A nurse, Tina Cole, who is working on a medical-surgical floor calls the doctor and reports; Hi doctor, I am calling about Mr. Abe, he started having chest pain five mins ago. He was eating lunch and started having chest pain. He did receive all his medication this morning including his blood pressure medication. He seems a little sweaty but does not have a fever. He just had surgery yesterday and was supposed to go home tomorrow. I am not sure what is going on. Do you have any orders?
After SBAR training, an appropriate response from the nurse would be:
Situation: Hello Dr. X, my name is Tina Cole, and I am taking care of your patient Mr. Jeremy Abe on 3 SW. He started complaining of chest pain about ten mins ago which he qualifies as 10/10 pain. The pain is constant, is associated with shortness of breath and chest palpitations.
Background: He is 58 male who is now on postoperative day two from a laparoscopic appendectomy. He has been ambulatory since the day of surgery, and his pain has well controlled up to this point.
Assessment: I obtained a 12-lead electrocardiogram (ECG) which is ready for your review. He already received one dose of nitroglycerin which helped alleviate the pain. He is currently on 2L of oxygen. His vitals are BP 105/70, HR 52, T 98.0, RR 26 Oxygen saturation 98%. I am concerned about a pulmonary embolism versus a myocardial infarction.
Recommendation: Can I please have a physician come now to evaluate the patient?

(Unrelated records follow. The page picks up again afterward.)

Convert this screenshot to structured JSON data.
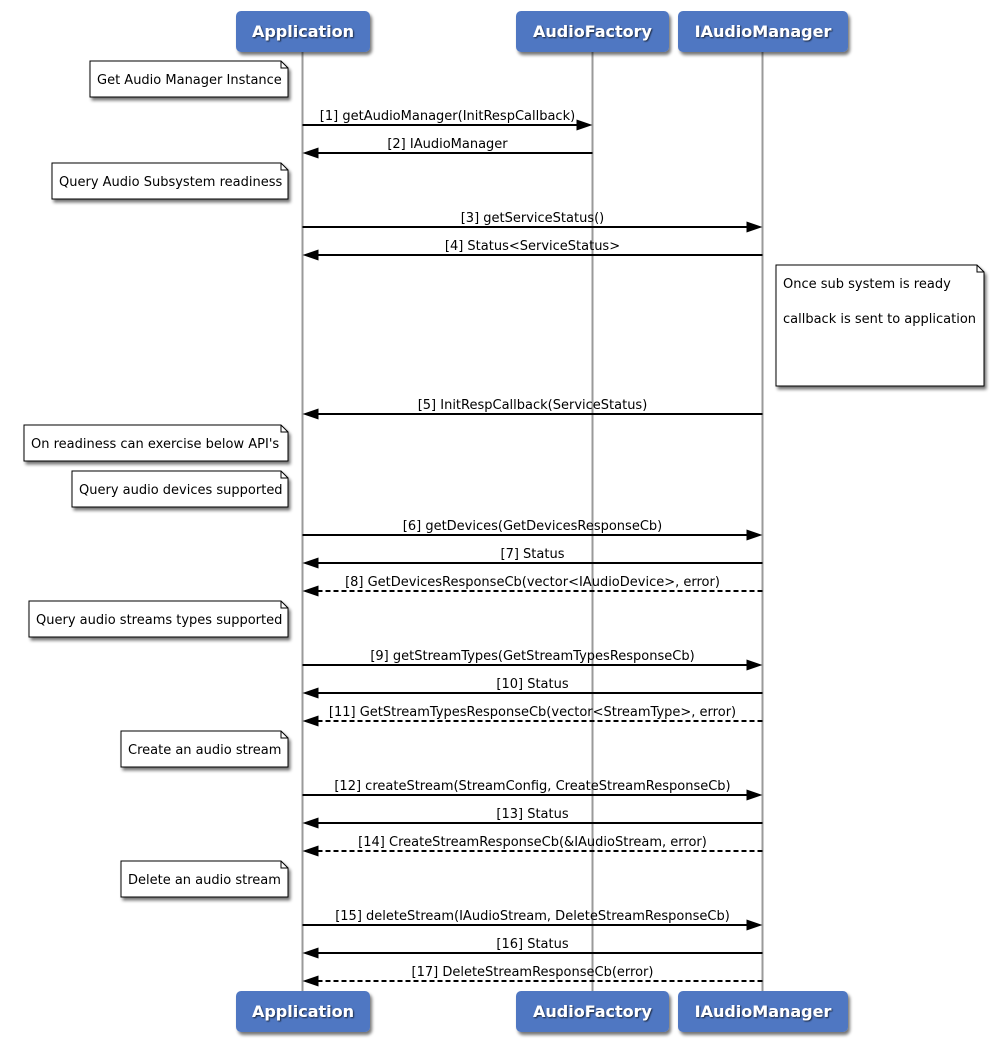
{
  "colors": {
    "participant_fill": "#4f77c2",
    "participant_text": "#ffffff",
    "lifeline": "#9a9a9a",
    "arrow": "#000000",
    "note_fill": "#ffffff",
    "note_border": "#000000"
  },
  "participants": [
    {
      "id": "app",
      "label": "Application"
    },
    {
      "id": "factory",
      "label": "AudioFactory"
    },
    {
      "id": "manager",
      "label": "IAudioManager"
    }
  ],
  "events": [
    {
      "kind": "note",
      "side": "left-of",
      "participant": "app",
      "lines": [
        "Get Audio Manager Instance"
      ]
    },
    {
      "kind": "message",
      "from": "app",
      "to": "factory",
      "style": "solid",
      "label": "[1] getAudioManager(InitRespCallback)"
    },
    {
      "kind": "message",
      "from": "factory",
      "to": "app",
      "style": "solid",
      "label": "[2] IAudioManager"
    },
    {
      "kind": "note",
      "side": "left-of",
      "participant": "app",
      "lines": [
        "Query Audio Subsystem readiness"
      ]
    },
    {
      "kind": "message",
      "from": "app",
      "to": "manager",
      "style": "solid",
      "label": "[3] getServiceStatus()"
    },
    {
      "kind": "message",
      "from": "manager",
      "to": "app",
      "style": "solid",
      "label": "[4] Status<ServiceStatus>"
    },
    {
      "kind": "note",
      "side": "right-of",
      "participant": "manager",
      "lines": [
        "Once sub system is ready",
        "callback is sent to application"
      ]
    },
    {
      "kind": "message",
      "from": "manager",
      "to": "app",
      "style": "solid",
      "label": "[5] InitRespCallback(ServiceStatus)"
    },
    {
      "kind": "note",
      "side": "left-of",
      "participant": "app",
      "lines": [
        "On readiness can exercise below API's"
      ]
    },
    {
      "kind": "note",
      "side": "left-of",
      "participant": "app",
      "lines": [
        "Query audio devices supported"
      ]
    },
    {
      "kind": "message",
      "from": "app",
      "to": "manager",
      "style": "solid",
      "label": "[6] getDevices(GetDevicesResponseCb)"
    },
    {
      "kind": "message",
      "from": "manager",
      "to": "app",
      "style": "solid",
      "label": "[7] Status"
    },
    {
      "kind": "message",
      "from": "manager",
      "to": "app",
      "style": "dashed",
      "label": "[8] GetDevicesResponseCb(vector<IAudioDevice>, error)"
    },
    {
      "kind": "note",
      "side": "left-of",
      "participant": "app",
      "lines": [
        "Query audio streams types supported"
      ]
    },
    {
      "kind": "message",
      "from": "app",
      "to": "manager",
      "style": "solid",
      "label": "[9] getStreamTypes(GetStreamTypesResponseCb)"
    },
    {
      "kind": "message",
      "from": "manager",
      "to": "app",
      "style": "solid",
      "label": "[10] Status"
    },
    {
      "kind": "message",
      "from": "manager",
      "to": "app",
      "style": "dashed",
      "label": "[11] GetStreamTypesResponseCb(vector<StreamType>, error)"
    },
    {
      "kind": "note",
      "side": "left-of",
      "participant": "app",
      "lines": [
        "Create an audio stream"
      ]
    },
    {
      "kind": "message",
      "from": "app",
      "to": "manager",
      "style": "solid",
      "label": "[12] createStream(StreamConfig, CreateStreamResponseCb)"
    },
    {
      "kind": "message",
      "from": "manager",
      "to": "app",
      "style": "solid",
      "label": "[13] Status"
    },
    {
      "kind": "message",
      "from": "manager",
      "to": "app",
      "style": "dashed",
      "label": "[14] CreateStreamResponseCb(&IAudioStream, error)"
    },
    {
      "kind": "note",
      "side": "left-of",
      "participant": "app",
      "lines": [
        "Delete an audio stream"
      ]
    },
    {
      "kind": "message",
      "from": "app",
      "to": "manager",
      "style": "solid",
      "label": "[15] deleteStream(IAudioStream, DeleteStreamResponseCb)"
    },
    {
      "kind": "message",
      "from": "manager",
      "to": "app",
      "style": "solid",
      "label": "[16] Status"
    },
    {
      "kind": "message",
      "from": "manager",
      "to": "app",
      "style": "dashed",
      "label": "[17] DeleteStreamResponseCb(error)"
    }
  ]
}
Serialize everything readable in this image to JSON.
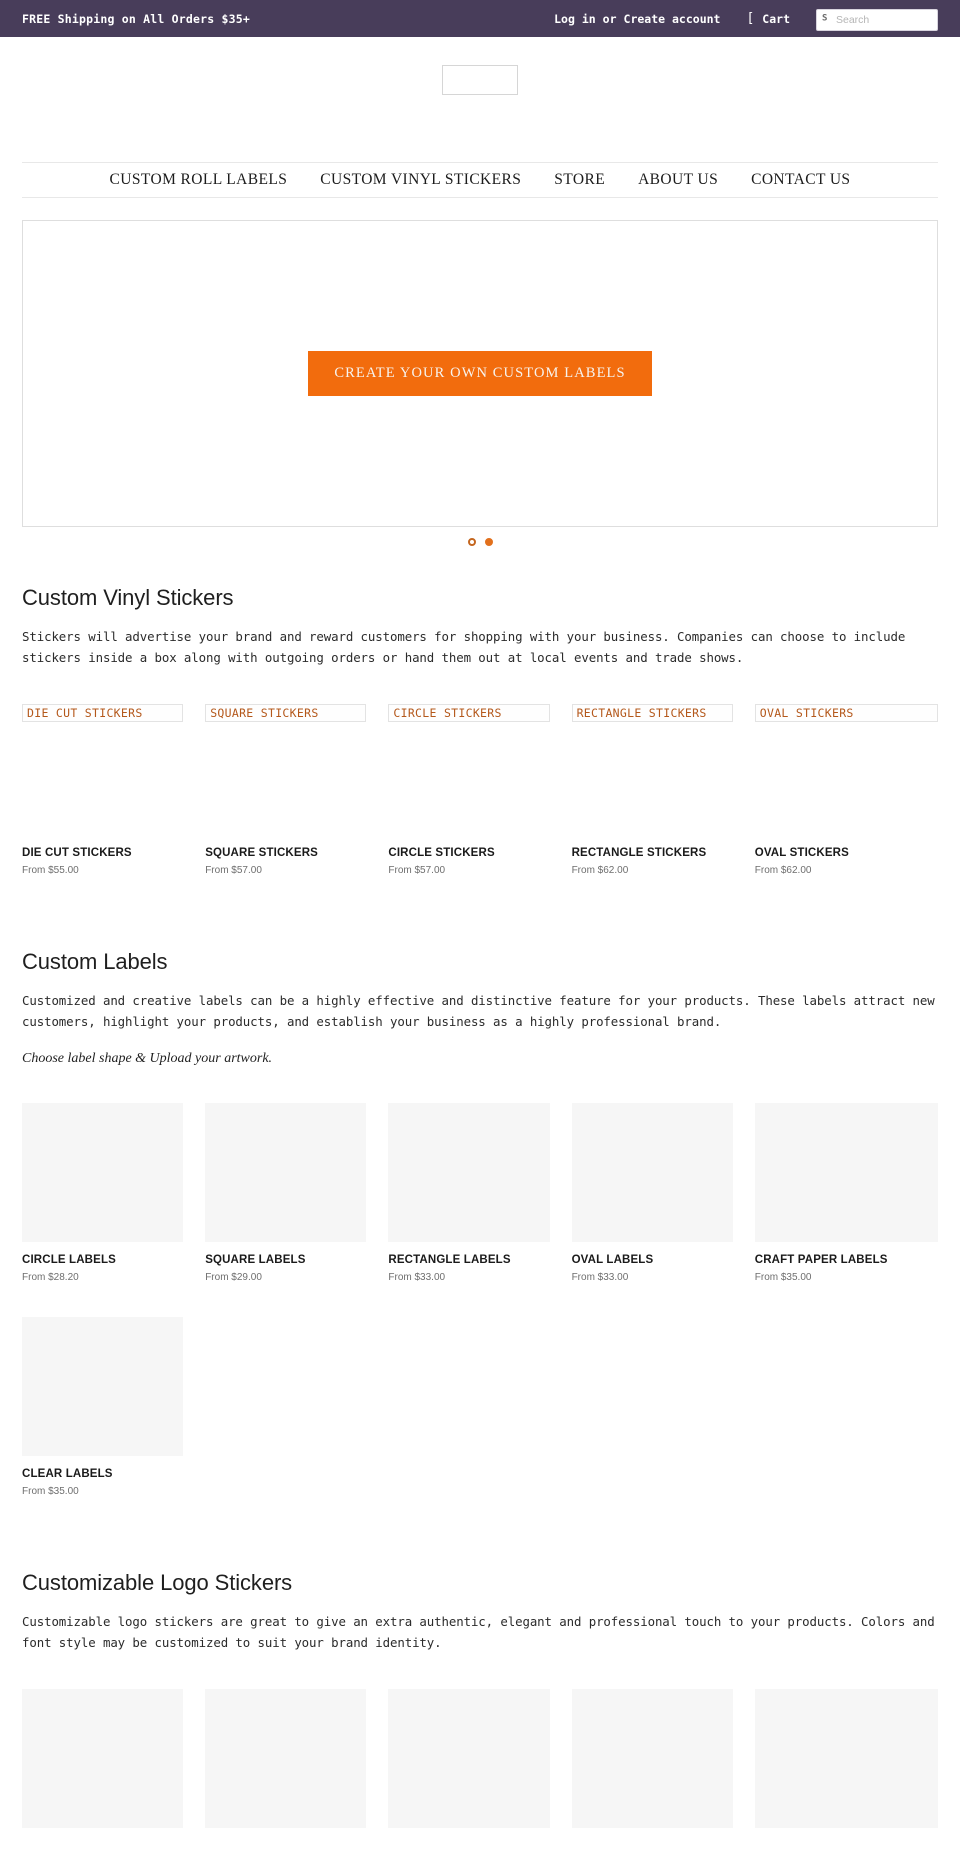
{
  "topbar": {
    "promo": "FREE Shipping on All Orders $35+",
    "login_label": "Log in",
    "separator": "or",
    "create_account_label": "Create account",
    "cart_icon": "[",
    "cart_label": "Cart",
    "search_placeholder": "Search",
    "search_value": "",
    "search_glyph": "S",
    "bg_color": "#483d5a"
  },
  "header": {
    "logo_alt": ""
  },
  "nav": {
    "items": [
      {
        "label": "CUSTOM ROLL LABELS"
      },
      {
        "label": "CUSTOM VINYL STICKERS"
      },
      {
        "label": "STORE"
      },
      {
        "label": "ABOUT US"
      },
      {
        "label": "CONTACT US"
      }
    ]
  },
  "hero": {
    "cta_label": "CREATE YOUR OWN CUSTOM LABELS",
    "cta_color": "#f26c0d",
    "dots": [
      {
        "active": false
      },
      {
        "active": true
      }
    ]
  },
  "sections": [
    {
      "title": "Custom Vinyl Stickers",
      "body": "Stickers will advertise your brand and reward customers for shopping with your business. Companies can choose to include stickers inside a box along with outgoing orders or hand them out at local events and trade shows.",
      "note": "",
      "tile_style": "broken",
      "products": [
        {
          "alt": "DIE CUT STICKERS",
          "title": "DIE CUT STICKERS",
          "price": "From $55.00"
        },
        {
          "alt": "SQUARE STICKERS",
          "title": "SQUARE STICKERS",
          "price": "From $57.00"
        },
        {
          "alt": "CIRCLE STICKERS",
          "title": "CIRCLE STICKERS",
          "price": "From $57.00"
        },
        {
          "alt": "RECTANGLE STICKERS",
          "title": "RECTANGLE STICKERS",
          "price": "From $62.00"
        },
        {
          "alt": "OVAL STICKERS",
          "title": "OVAL STICKERS",
          "price": "From $62.00"
        }
      ]
    },
    {
      "title": "Custom Labels",
      "body": "Customized and creative labels can be a highly effective and distinctive feature for your products. These labels attract new customers, highlight your products, and establish your business as a highly professional brand.",
      "note": "Choose label shape & Upload your artwork.",
      "tile_style": "grey",
      "products": [
        {
          "alt": "",
          "title": "CIRCLE LABELS",
          "price": "From $28.20"
        },
        {
          "alt": "",
          "title": "SQUARE LABELS",
          "price": "From $29.00"
        },
        {
          "alt": "",
          "title": "RECTANGLE LABELS",
          "price": "From $33.00"
        },
        {
          "alt": "",
          "title": "OVAL LABELS",
          "price": "From $33.00"
        },
        {
          "alt": "",
          "title": "CRAFT PAPER LABELS",
          "price": "From $35.00"
        },
        {
          "alt": "",
          "title": "CLEAR LABELS",
          "price": "From $35.00"
        }
      ]
    },
    {
      "title": "Customizable Logo Stickers",
      "body": "Customizable logo stickers are great to give an extra authentic, elegant and professional touch to your products. Colors and font style may be customized to suit your brand identity.",
      "note": "",
      "tile_style": "grey",
      "products": [
        {
          "alt": "",
          "title": "",
          "price": ""
        },
        {
          "alt": "",
          "title": "",
          "price": ""
        },
        {
          "alt": "",
          "title": "",
          "price": ""
        },
        {
          "alt": "",
          "title": "",
          "price": ""
        },
        {
          "alt": "",
          "title": "",
          "price": ""
        }
      ]
    }
  ]
}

Using the SBAR technique, you can walk the physician through your thinking process and your assessment. Whether your assessment is correct is not critical. What matters is the fact that you can convey your concerns in an organized and efficient manner thereby laying a foundation for the physician’s subsequent evaluation.